For the entries below, report every line that includes the word "this".

SUPPLIED DATA ▸
#####

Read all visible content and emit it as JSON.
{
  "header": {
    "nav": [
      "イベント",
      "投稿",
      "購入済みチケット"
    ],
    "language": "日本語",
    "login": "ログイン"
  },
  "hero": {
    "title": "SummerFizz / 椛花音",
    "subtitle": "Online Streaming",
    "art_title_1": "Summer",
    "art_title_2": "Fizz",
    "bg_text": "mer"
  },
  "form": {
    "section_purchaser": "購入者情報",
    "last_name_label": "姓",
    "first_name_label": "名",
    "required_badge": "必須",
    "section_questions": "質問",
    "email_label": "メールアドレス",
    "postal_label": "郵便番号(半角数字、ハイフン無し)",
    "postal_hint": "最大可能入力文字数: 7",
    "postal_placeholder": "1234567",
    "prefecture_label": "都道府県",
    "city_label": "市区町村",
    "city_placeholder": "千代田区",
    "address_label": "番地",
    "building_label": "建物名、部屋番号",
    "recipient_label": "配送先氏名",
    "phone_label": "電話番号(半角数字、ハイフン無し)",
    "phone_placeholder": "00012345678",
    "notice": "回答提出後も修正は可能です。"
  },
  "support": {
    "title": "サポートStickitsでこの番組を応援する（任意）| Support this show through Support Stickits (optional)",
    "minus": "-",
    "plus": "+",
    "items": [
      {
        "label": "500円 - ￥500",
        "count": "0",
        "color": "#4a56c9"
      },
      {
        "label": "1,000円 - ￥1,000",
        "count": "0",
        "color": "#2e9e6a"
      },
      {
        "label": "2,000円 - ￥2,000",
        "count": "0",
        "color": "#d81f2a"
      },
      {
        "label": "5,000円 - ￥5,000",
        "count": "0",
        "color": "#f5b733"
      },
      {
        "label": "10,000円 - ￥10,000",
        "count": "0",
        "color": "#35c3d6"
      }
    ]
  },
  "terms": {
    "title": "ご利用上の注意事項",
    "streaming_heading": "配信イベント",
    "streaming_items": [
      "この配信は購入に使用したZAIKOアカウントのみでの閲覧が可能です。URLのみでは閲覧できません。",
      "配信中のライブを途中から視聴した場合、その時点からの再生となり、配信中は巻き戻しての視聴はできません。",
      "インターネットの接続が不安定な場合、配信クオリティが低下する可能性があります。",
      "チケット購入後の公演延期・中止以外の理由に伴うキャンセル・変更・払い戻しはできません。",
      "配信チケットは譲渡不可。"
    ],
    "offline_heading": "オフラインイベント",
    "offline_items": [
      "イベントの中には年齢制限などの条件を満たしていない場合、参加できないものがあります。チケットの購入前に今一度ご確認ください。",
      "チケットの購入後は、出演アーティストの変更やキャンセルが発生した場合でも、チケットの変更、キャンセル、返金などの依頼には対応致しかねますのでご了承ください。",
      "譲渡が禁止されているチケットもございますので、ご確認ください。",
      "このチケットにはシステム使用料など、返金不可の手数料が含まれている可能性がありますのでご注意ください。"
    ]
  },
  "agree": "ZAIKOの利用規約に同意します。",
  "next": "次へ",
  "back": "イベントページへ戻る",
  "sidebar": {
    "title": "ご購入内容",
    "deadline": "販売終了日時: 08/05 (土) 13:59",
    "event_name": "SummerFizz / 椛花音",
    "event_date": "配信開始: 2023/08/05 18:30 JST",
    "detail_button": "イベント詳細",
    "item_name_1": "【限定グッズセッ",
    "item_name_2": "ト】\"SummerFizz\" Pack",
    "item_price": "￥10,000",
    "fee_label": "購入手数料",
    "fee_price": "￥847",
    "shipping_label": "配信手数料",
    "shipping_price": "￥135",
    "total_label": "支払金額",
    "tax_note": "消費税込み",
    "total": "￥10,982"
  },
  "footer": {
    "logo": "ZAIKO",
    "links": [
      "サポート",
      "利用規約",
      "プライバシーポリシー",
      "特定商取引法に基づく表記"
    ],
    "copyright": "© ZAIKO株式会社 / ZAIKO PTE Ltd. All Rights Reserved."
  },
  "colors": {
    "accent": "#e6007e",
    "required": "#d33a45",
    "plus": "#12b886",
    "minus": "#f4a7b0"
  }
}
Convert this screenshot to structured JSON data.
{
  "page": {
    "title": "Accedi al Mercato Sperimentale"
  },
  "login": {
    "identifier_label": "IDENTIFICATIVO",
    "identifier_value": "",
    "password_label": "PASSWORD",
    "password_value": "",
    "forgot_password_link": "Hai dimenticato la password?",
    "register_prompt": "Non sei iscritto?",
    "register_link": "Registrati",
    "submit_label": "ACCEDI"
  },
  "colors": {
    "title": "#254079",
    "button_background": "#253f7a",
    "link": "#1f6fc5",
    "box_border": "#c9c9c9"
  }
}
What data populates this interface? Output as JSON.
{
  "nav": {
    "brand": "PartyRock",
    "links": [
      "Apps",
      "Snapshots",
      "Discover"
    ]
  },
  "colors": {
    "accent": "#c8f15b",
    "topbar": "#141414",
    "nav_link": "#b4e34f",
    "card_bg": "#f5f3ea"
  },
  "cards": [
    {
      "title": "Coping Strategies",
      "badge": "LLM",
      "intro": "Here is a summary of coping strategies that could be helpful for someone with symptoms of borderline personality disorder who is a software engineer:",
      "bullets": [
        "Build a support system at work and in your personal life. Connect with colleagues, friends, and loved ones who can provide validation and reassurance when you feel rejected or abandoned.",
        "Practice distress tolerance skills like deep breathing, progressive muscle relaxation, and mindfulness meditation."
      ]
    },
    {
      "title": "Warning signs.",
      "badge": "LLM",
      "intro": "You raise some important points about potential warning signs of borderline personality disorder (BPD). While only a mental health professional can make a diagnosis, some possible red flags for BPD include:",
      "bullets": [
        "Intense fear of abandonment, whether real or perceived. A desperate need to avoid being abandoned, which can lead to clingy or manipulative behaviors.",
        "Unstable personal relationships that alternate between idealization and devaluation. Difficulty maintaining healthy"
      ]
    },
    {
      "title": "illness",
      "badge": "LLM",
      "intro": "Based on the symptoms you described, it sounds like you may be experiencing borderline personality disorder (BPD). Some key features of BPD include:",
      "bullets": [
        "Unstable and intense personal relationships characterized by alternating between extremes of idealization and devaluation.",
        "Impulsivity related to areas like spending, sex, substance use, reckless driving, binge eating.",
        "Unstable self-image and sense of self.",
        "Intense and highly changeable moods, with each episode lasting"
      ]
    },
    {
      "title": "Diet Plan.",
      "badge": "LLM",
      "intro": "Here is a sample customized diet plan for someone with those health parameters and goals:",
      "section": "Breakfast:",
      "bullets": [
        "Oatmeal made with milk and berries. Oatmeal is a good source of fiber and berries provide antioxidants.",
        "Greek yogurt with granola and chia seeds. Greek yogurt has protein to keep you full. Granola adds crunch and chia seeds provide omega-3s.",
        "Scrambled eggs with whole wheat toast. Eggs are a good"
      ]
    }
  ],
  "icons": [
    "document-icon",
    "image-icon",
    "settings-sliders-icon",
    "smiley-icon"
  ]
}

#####

TASK ANSWER ▸
    "title": "サポートStickitsでこの番組を応援する（任意）| Support this show through Support Stickits (optional)",
Convert this screenshot to structured JSON data.
What data populates this interface? Output as JSON.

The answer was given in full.